min read

Representing a narrative space in VR that discusses the emotional side of geographical distance, a student engineered a novel environment that facilitates organic interaction without relying on conventional input devices.

Abstract image of data elements configured in a tunnel shape
Credit: agsandrew / iStock © 2018

opia n. the ambiguous intensity of looking someone in the eye, which can feel simultaneously invasive and vulnerable

Interaction and narration in virtual reality environments has enraptured me and profoundly influenced the work that I have been producing over this past year. Starting in the fall of my junior year at Yale University, I began developing virtual reality experiences using the resources provided by HP's Campus of the Future project. Working on an Omen desktop PC, I began to develop content for the mixed-reality headsets and the HTC Vive headsets provided to us by HP and with the support of our collaborative on-campus group, Blended Reality: Applied Research Project. As I honed my skills, I grew more and more restless, feeling increasingly confined by the interactive limitations of working with controllers as the primary sources of user input. The experiences I was designing quickly began to feel repetitive and bland, with each environment I developed relying on the same, stale controller interactions, as I unwittingly let the default interactions circumscribe the potential creativity of my work.

Exasperated by the creative bottlenecking of my pieces, I briefly explored alternative controller options before rejecting them altogether. That moment ultimately initiated my development of the piece featured here, which relies exclusively on the placement of attention to direct the viewers' experience and engagement with the piece. Being present, fixating on interesting details, pursuing that which intrigues us—these are natural means of interacting with the world around us. We partake in them ceaselessly, and they define our ability to interface with the natural world. Bolstered by the removal of the artificial abstractions of action inherent in the use of controllers, organic interaction felt, to me, like an avenue for higher-level engagements to manifest in a virtual space. In turn, this could surmount the implicit requirement for viewers to memorize arbitrary button combinations out of necessity, with failures in retention precluding straightforward engagement with their environment.

In this piece, the visitors to this space find themselves in a dark environment, able to see very little other than the looming darkness of the matte black skybox cast over the scene. Two human figures stand in stark contrast to the featureless darkness, living and moving like animate centerpieces in this dark universe. Each one is entirely transparent, bearing no physical features or textures of their own. In place of their own traits, they show those of another world directly through their forms, functioning as windows to display the features of their surroundings in each of their two distinct environments that exist beyond the darkened limbo-esque landscape. The two are engaged in a telephone conversation. They alternate speaking to one another as they walk through this darkness and, in turn, through their own universes, thereby showing us the landscapes in which they appear to reside. As time passes, the conversation continues, fireflies begin to emerge, they begin to pace as they continue their discussion, and the sky begins to show stars.

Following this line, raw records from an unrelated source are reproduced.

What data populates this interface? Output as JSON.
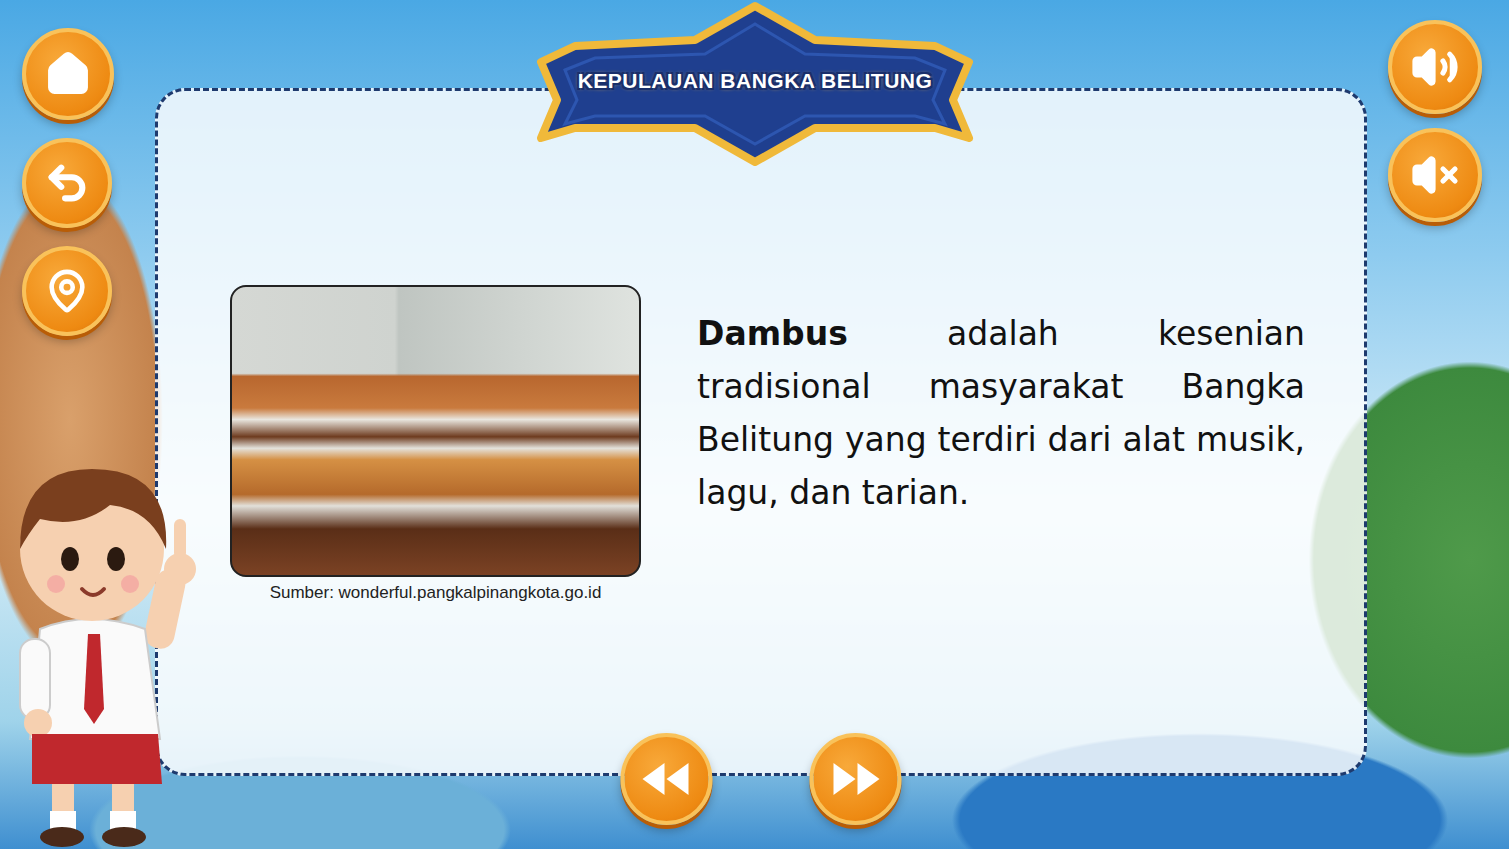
{
  "header": {
    "title": "KEPULAUAN BANGKA BELITUNG"
  },
  "content": {
    "term": "Dambus",
    "description": " adalah kesenian tradisional masyarakat Bangka Belitung yang terdiri dari alat musik, lagu, dan tarian.",
    "photo": {
      "caption": "Sumber: wonderful.pangkalpinangkota.go.id"
    }
  }
}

This piece served as an analog for my long-distance relationship with my girlfriend, with whom I had intermittent contact and could only seldom reach by phone over the months she spent away. I began to construct this world as a way to feel as though we were operating together, not in spite of our separation but because of it. This "collision of universes" concept, around which I constructed this virtual universe, was dreamed up as a way to demonstrate the simultaneous proximity and absence of two figures, engaged in a shared activity, divided by a tremendous geographical distance. As such, the worlds visible through these figures are representations of the locations in which each one of us was spending our time, while we talked on the phone and exchanged words. The alternating dialogue spoken by the two figures is actually the real verbal exchanges that we traded over this time period. Because we were often busy at different times and texting felt too impersonal for us, we began sending one another voice messages, short recordings of our voices answering or asking questions, and checking in on one another during the hectic times that we couldn't speak on the phone. These were all collected and organized systematically by sender/recipient and time sent, to create a vocal "back and forth" that simulated real dialogue and reflected the way that we communicated for those months.

In my pursuit of this goal, I hope to introduce a novel way to think about narration in virtual reality, and to explore and interact with virtual environments outside current paradigms. With the collaborative efforts of Yale's Blended Reality group and the support of HP, our immersive media team hopes to further push the boundaries of digital interactions and continue questioning the systems in place as we move forward in our engagements with virtual worlds.

Jack Wesson is a Senior, majoring in Computing and the Arts, at Yale University.

© 2018 Jack Wesson. The text of this work is licensed under a Creative Commons BY-ND 4.0 International License.